Family Boundaries

                                                                                     Belonging to a family is much like belonging to a grammar
school, Junior High, High School and College. 
One is taught lessons about life, the world and themselves and then
graduate on to the next level. However, the problem with some eating disordered
families is that they are at times over protective, controlling and
intimidating, which does not cultivate an environment to learn and grow in. The
result is we have a family member who is stuck in grammar school when they
really need to be in college. However, the dynamics of the individuals family
don’t allow for growth. Here we’ll go over some simple verbal communication
skills that will help an individual to grow out of an eating disorder.

 

Honesty–  Most families have a “theme”. A common
denominator that keeps everyone together; sometimes it’s sports, dance, music,
charity work, intelligence, success etc… What do you think happens when someone
doesn’t align with the family theme? They are regarded as the ‘Black Sheep’ of
the clan. The Black Sheep sometimes isn’t even a far cry from the family and at
times, acts as if they are happy in the family while on the inside they are
screaming to get out. In order to protect ones own identity everyone needs to
be able to communicate their emotions honestly to their family members, such
as, “Thank you for offering to pay for
an entire year of dance classes for me, but I really want to focus on soccer.”

Sometimes families don’t agree and they have every right to be honest with us,
but they can’t be honest with us, unless we are first honest with them about
what we truly want from life.   

 

Relationships–  Working at the Vic, you hear a lot
of stories.
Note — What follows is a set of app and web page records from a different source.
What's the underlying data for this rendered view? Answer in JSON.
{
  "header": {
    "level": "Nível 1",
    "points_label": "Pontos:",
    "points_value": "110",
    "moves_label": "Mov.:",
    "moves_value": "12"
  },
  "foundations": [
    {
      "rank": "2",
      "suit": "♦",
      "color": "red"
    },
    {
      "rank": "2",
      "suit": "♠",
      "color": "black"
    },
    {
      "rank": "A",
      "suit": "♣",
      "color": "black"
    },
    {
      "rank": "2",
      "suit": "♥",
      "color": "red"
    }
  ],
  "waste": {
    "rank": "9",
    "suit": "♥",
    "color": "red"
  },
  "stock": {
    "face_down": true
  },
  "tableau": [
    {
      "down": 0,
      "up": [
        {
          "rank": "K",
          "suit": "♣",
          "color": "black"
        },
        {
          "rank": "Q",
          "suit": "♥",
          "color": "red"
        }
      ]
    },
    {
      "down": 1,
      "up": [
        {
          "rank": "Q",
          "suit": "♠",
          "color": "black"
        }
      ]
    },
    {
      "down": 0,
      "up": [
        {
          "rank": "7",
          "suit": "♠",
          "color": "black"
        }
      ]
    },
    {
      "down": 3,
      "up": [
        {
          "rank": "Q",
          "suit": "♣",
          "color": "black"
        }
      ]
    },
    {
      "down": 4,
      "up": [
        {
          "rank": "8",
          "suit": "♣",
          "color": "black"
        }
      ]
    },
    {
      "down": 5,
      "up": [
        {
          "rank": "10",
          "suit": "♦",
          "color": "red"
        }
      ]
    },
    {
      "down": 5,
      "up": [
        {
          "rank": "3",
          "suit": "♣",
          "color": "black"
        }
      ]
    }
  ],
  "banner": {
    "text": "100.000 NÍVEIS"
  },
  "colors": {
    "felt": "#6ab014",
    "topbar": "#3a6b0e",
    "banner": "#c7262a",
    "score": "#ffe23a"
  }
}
I have yet to meet a client that wasn’t in some kind of
co-dependent relationship with a mother, father, sibling or child.
Co-Dependency is putting one’s own needs on the wayside to take care of another
persons needs for approval and self esteem. Many of us have been conditioned to
believe that love is sacrificing and though at times it is, a love that
sacrifices one’s own desires the majority of the time is not the result of
‘love’ it’s the result of imbalance. A healthy relationships is one where each
individual can voice their opinion and say, “I would love to help you with that project, but I have a lot of
obligations right now and can’t. I’m sorry.”
If that statement sounds bold
to you, you might need to practice saying it over and over again because being
able to confidently speak up for oneself is an essential part of life.

 

Time – I
genuinely think that the people in my family are some of the most fascinating
characters I have ever met. We can laugh and talk for days. However, that
doesn’t mean just because we CAN we SHOULD. Though my family is stimulating and
fun, so is a roller coaster. But, if you go on a roller coaster all day long
you’re going to get pretty discombobulated. The same thing happens for me with
my family. My family triggers me in ways that challenge me, but aren’t
necessarily healthy to expose myself to for a 18 to 24 hour period. Therefore I
set time limits on the time we spend together. I let them know in advance, “I’m stoked to celebrate Nana’s Birthday!
I’ll see you at 1, but I have to head out at 5.”

 

I hope some of these verbal communication skills are helpful
to you in setting up boundaries with your family. Remember that boundaries are
AWESOME things! They are set in place to protect what is valuable, which in
this case is YOU. You are a valuable individual that is entitled to have
emotions, opinions and a voice to express who you were created to be! 

 

Happy Recovery,

 

Irvina